• **TASK BRIEF**
State the number of lines in the material below that contain the word "data", without any other text.
..............................
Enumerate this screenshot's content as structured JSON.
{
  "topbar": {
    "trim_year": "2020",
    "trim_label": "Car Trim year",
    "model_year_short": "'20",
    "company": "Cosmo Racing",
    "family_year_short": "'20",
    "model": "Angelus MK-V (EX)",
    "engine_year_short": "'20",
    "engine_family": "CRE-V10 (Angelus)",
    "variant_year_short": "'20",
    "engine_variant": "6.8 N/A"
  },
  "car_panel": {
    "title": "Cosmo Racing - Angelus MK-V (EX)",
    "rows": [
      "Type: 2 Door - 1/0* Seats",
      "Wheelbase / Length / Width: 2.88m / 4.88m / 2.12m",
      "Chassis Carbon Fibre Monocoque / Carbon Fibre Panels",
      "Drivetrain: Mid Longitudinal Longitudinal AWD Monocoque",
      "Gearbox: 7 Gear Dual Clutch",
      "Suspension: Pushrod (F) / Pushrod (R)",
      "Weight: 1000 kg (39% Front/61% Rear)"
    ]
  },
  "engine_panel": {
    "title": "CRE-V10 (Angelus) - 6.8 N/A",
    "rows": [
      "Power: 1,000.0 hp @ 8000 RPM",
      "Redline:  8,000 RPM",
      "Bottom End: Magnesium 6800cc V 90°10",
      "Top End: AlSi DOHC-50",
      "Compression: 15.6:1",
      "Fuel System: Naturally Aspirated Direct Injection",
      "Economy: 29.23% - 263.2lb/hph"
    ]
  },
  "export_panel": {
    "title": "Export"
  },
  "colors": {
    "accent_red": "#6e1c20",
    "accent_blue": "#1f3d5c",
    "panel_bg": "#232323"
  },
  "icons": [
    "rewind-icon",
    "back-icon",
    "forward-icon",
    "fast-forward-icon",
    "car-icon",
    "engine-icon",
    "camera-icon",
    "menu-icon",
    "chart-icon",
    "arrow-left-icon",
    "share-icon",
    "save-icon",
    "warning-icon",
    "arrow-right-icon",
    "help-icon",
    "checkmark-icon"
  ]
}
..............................
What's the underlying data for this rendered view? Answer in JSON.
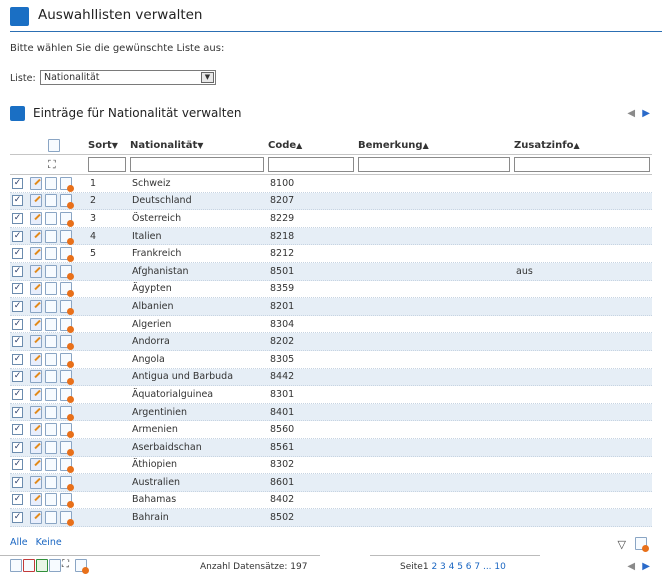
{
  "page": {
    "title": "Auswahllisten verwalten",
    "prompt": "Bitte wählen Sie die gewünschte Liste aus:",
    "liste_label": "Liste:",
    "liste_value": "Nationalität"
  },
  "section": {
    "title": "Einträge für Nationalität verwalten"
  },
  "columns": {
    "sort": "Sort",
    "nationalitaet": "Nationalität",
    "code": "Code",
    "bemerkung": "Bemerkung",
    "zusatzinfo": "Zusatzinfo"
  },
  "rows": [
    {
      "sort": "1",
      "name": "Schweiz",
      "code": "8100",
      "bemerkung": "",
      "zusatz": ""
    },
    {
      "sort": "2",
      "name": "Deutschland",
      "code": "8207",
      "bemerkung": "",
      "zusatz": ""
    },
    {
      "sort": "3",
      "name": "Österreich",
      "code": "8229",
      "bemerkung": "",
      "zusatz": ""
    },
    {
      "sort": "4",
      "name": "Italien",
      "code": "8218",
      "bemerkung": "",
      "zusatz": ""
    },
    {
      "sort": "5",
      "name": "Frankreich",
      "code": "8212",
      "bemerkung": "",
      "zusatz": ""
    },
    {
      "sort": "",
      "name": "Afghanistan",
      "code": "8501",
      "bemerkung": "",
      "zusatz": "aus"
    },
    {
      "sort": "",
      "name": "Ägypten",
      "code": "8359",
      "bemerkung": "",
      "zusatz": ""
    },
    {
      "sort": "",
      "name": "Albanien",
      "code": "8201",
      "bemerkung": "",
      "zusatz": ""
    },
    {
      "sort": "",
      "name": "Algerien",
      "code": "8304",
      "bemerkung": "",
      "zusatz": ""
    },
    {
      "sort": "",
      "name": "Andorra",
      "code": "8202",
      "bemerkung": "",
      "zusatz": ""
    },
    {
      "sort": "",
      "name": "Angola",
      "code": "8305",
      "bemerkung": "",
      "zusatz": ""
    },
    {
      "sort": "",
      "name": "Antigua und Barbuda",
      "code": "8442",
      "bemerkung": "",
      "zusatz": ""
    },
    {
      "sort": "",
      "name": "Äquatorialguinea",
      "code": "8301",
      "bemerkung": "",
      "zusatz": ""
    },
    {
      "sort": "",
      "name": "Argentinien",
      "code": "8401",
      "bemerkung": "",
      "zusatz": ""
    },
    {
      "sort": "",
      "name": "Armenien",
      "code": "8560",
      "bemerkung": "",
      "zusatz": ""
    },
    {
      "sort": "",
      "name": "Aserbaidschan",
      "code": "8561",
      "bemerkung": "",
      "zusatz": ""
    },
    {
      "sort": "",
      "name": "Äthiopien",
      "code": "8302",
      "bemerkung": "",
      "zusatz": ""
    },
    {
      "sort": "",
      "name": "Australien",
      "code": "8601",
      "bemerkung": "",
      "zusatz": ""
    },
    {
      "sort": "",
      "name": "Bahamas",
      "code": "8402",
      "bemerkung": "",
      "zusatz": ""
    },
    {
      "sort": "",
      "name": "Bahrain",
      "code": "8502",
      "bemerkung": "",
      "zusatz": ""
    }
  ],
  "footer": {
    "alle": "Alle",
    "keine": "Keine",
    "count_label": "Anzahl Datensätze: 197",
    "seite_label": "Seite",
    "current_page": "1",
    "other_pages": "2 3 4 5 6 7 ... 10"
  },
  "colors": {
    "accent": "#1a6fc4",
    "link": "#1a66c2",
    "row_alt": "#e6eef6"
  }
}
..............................
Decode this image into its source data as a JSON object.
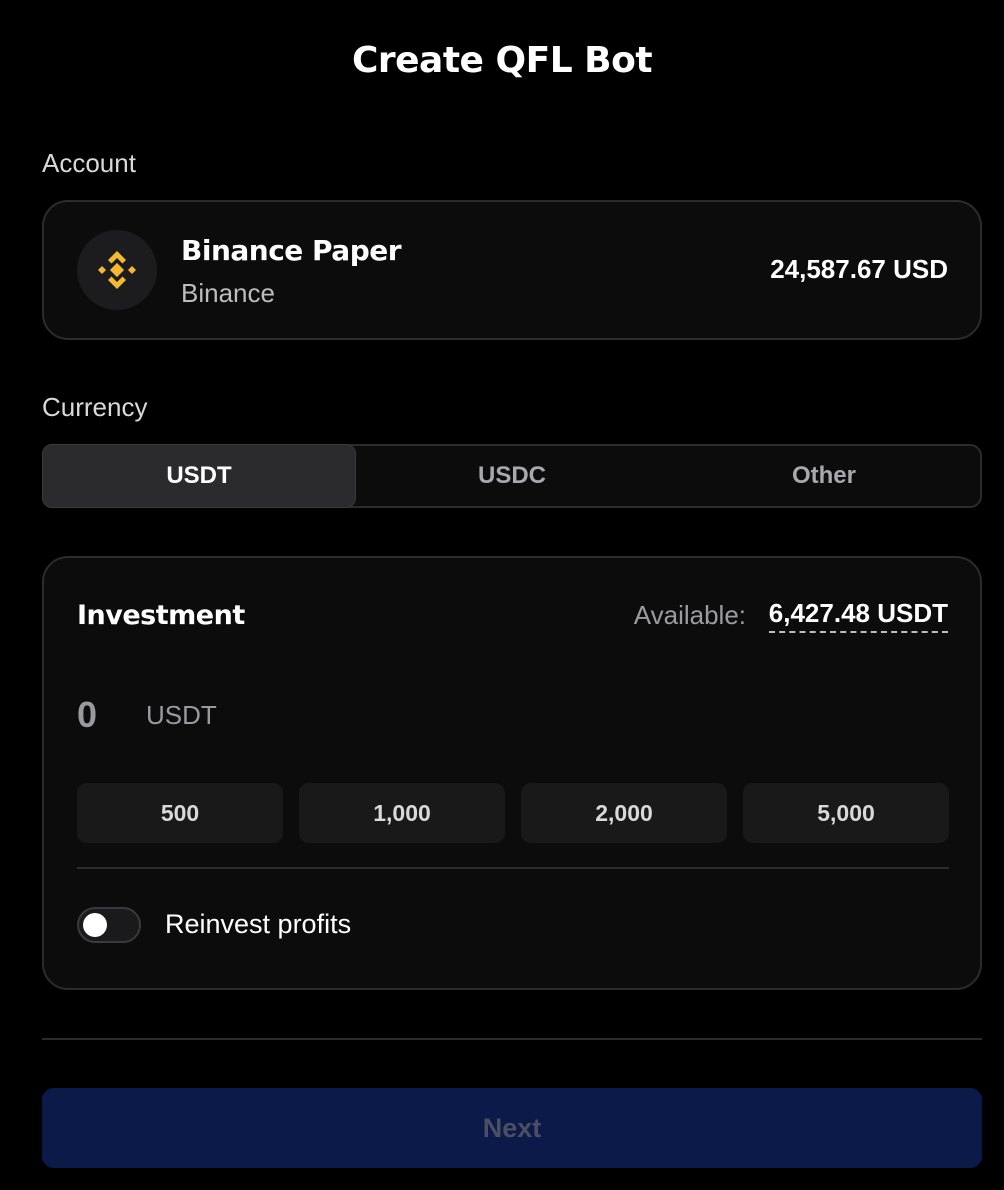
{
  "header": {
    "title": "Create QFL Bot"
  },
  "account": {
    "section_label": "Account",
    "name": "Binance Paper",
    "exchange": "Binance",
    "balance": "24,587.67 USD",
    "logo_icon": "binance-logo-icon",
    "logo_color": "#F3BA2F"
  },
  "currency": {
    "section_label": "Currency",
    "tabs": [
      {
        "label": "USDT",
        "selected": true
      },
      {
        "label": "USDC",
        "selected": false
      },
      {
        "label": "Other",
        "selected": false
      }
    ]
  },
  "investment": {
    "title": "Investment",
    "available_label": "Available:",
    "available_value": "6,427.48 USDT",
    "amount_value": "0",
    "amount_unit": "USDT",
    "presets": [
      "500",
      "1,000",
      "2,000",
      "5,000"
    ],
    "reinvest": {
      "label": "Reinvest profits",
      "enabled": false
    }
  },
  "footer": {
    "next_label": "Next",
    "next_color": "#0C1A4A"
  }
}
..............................
• **SOLUTION TO THE PROBLEM**
2